“Zimbabwe is shifting towards pricing parity within the region in key staples; this is partly the result of greater efficiencies and normalising margins ‘forced’ by ‘dollarisation’ and to some extent continued indirect subsidies from government on certain goods,” read part of the research note.
The country used to import the bulk of foodstuffs consumed in the country from South Africa and other regional countries such as Zambia, Mozambique and Botswana.
However, Zimbabwe is anticipating bumper harvest from the 2020/21 agriculture season, which is expected to cut the country’s food import bill by significant margins.
According to the report, consumption expenditure by commodity type in Zimbabwe remains dominated by food; this by itself is not unusual.
“Interestingly from the food poverty line it can be seen that food prices in real terms are near historical averages, utility costs drastically decreased for a season, but utility and fuel costs are now on an upward trend putting further pressure on consumer earnings,” the report noted.
It noted that year on year inflation had decelerated from triple digit to double digit at 56 percent as at July 2021 for the first time in two years which has provided both stability and relief to consumers.
“Using a Government teacher as a proxy for the formally employed, our observation is that salaries crashed in real terms from a base of circa US$450 in 2016 to below US$50 equivalent in 2019.
“Against a stabilising rate and subsequent salary increments, we have begun to see a recovery in 2020/21 to around the US$200 mark.
“We believe this is a pattern that is likely mirrored within the traditional private sector albeit using differing salary bases.
“This crudely affirms our thesis that Zimbabweans became significantly poorer during 2016 to 2019, however from 2020 we have begun to register some recovery in incomes, although still a long way off the 2016 baseline earnings.”
The research company said that the moderating inflation and USD indexing had led to a more stable but competitive environment and goods are readily available on the shelves and pricing in real terms has begun to normalise.
It said the usage of hard currency has created a more disciplined and price competitive consumer — the businesses that will out-perform will need to be well managed and efficient relative to the recent past in which there was a greater proliferation of purely arbitrage driven businesses.
Mr Eddie Cross, a former member of the Reserve Bank of Zimbabwe monetary policy committee, said policies adopted in the past three years were gradually opening up the economy.
“. . . it is about time, and this is giving rise to both price stability and greater competition,” he said in an interview.

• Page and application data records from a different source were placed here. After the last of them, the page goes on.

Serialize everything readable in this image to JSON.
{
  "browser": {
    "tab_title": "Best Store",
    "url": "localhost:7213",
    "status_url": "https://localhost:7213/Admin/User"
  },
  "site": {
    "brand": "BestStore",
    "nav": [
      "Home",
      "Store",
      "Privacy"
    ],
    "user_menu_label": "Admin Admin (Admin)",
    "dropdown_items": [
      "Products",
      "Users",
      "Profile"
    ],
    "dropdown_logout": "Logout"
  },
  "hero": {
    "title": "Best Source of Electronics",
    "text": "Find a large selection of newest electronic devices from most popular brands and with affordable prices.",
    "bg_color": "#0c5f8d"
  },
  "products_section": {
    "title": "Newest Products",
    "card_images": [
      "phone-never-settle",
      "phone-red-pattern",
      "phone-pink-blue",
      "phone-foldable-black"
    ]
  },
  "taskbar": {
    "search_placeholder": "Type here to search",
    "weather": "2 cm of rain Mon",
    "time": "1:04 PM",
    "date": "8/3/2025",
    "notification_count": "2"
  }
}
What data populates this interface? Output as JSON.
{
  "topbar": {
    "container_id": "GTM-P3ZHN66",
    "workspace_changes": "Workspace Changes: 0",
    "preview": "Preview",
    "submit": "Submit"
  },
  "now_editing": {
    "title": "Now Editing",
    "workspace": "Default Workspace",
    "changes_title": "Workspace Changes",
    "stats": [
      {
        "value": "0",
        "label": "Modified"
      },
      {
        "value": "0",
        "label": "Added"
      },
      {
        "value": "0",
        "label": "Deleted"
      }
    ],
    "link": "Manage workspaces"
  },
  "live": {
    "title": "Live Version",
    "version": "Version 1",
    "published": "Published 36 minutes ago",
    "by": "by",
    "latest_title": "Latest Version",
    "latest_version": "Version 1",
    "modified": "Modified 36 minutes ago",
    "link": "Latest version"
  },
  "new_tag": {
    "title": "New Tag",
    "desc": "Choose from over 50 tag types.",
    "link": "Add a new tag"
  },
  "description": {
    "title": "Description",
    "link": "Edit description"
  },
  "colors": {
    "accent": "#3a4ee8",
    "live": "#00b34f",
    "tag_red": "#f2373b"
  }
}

According to IH Securities, Diaspora remittances which make up 6 percent of Zimbabwe’s Gross Domestic Product (GDP) were used to bridge the gap between incomes and consumption which also had implications on economic growth and poverty reduction in Zimbabwe.

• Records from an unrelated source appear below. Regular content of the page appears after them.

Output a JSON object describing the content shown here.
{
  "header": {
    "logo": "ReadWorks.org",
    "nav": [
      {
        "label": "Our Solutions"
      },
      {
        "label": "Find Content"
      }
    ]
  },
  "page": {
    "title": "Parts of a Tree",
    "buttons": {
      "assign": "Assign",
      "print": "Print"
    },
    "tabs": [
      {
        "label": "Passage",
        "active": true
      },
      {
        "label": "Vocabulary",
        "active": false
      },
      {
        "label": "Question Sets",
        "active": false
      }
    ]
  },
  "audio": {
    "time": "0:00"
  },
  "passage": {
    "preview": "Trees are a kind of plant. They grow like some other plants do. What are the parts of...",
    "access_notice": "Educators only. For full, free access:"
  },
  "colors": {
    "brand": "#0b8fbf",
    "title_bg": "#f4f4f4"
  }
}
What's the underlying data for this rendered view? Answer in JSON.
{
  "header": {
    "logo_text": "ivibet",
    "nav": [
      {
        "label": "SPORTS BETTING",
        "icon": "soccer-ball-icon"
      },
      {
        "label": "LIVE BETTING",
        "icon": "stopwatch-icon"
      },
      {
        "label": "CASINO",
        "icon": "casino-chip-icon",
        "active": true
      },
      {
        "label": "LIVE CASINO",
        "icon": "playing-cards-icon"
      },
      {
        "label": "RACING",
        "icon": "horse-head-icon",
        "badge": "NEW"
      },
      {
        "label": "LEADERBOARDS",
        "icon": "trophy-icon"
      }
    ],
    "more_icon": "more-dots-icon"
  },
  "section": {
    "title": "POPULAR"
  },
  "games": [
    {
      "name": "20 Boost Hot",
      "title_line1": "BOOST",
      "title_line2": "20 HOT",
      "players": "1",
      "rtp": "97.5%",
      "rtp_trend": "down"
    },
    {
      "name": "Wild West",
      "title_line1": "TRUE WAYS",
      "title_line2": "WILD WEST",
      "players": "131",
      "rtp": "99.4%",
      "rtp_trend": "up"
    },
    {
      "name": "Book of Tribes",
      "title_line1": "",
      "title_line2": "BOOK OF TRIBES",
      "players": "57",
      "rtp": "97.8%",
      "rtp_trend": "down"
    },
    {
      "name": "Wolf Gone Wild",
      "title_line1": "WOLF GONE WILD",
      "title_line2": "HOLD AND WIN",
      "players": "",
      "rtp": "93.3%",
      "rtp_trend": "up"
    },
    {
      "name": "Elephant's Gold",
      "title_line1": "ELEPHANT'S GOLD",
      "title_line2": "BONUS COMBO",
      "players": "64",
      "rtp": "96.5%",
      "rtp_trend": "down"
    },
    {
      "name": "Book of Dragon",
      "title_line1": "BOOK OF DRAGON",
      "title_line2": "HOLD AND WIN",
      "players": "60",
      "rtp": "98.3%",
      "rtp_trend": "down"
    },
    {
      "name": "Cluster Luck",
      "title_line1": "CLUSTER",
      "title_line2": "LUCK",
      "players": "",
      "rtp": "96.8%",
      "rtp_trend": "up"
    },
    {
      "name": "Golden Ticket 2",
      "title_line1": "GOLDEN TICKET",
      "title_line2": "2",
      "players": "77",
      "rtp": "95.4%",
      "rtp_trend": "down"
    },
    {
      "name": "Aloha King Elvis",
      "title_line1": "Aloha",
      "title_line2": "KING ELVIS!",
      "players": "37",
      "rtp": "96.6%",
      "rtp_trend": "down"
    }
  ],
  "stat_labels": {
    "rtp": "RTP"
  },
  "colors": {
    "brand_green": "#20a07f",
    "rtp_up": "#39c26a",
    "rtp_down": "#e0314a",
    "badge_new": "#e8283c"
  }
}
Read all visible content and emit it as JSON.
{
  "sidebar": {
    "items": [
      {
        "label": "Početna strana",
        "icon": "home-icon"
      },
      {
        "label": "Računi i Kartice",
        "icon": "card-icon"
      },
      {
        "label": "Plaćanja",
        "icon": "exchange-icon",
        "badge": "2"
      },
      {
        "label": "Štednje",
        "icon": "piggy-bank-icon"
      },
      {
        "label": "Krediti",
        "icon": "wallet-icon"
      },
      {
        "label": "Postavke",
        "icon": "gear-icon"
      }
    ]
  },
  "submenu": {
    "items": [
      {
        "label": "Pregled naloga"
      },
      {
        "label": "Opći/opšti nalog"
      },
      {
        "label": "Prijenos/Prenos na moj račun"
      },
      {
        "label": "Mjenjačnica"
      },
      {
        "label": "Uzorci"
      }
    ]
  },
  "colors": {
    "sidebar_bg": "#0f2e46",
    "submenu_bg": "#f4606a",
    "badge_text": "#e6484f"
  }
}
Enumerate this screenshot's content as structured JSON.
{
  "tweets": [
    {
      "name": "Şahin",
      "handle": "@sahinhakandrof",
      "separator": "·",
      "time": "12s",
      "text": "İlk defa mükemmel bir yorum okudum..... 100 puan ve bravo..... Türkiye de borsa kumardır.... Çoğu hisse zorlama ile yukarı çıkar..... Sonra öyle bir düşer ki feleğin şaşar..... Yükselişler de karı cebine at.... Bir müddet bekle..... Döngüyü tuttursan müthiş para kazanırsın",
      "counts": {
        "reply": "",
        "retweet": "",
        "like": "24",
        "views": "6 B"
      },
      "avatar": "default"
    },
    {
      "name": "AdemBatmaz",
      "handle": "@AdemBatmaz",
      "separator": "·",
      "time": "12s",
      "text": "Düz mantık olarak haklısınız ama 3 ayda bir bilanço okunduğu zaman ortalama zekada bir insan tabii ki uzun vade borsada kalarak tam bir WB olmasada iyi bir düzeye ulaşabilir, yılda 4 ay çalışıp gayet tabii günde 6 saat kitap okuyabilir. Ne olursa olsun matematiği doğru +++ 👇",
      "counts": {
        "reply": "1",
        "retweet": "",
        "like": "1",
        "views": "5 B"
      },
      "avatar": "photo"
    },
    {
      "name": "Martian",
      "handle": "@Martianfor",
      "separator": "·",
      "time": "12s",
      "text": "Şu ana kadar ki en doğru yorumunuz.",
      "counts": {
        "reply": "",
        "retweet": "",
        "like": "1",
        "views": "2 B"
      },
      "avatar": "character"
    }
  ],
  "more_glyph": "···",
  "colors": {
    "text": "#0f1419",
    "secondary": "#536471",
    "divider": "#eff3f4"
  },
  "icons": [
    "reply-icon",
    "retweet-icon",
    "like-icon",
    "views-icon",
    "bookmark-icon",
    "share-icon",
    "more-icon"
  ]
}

“Diaspora remittances as a percentage of exports remain sizable in Zimbabwe unsurprisingly as more than 30 percent of the population is in the diaspora.

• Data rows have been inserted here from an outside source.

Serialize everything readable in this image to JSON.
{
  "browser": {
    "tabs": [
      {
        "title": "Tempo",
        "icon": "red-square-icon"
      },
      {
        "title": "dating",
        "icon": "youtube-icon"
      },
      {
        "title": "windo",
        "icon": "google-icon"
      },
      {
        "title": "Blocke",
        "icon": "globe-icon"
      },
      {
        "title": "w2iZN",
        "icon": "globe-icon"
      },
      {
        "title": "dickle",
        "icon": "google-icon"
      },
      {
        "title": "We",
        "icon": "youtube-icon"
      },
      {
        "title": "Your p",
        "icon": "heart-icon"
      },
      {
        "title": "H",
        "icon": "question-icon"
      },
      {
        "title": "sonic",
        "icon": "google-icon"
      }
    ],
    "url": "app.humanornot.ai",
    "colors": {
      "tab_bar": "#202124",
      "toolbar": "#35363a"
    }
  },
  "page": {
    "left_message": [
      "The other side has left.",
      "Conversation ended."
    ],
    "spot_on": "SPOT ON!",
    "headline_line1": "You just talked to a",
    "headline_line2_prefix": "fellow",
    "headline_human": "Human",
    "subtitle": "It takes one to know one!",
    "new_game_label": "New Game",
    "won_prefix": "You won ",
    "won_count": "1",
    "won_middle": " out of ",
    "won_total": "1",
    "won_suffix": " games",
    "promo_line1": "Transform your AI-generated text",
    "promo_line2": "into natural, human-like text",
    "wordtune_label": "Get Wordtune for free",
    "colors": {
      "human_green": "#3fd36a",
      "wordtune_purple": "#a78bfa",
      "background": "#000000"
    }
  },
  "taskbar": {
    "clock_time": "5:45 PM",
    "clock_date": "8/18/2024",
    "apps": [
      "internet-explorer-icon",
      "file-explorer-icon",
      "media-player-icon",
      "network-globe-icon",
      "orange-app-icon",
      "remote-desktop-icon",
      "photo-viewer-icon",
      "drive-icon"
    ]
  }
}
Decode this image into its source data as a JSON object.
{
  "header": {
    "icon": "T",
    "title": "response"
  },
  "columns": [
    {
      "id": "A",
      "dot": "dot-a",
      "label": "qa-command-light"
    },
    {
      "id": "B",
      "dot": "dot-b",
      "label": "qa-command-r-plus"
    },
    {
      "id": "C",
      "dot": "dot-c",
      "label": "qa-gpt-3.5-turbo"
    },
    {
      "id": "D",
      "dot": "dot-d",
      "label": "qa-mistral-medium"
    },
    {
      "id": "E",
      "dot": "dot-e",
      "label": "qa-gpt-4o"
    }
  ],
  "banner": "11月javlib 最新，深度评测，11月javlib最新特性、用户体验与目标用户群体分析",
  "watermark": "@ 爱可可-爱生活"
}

“They provide a cushion from economic shocks for local consumers,” said the research note.
IH Securities noted that as the disparity between the official and parallel market rate grew between 2016 and 2019, diaspora remittances seemingly decreased and likely resulted in the decreasing use of formal channels in the face of uncertainty.
However, IH Securities noted that the Covid-19 induced travel restrictions forced a return to use of formal channels. – Herald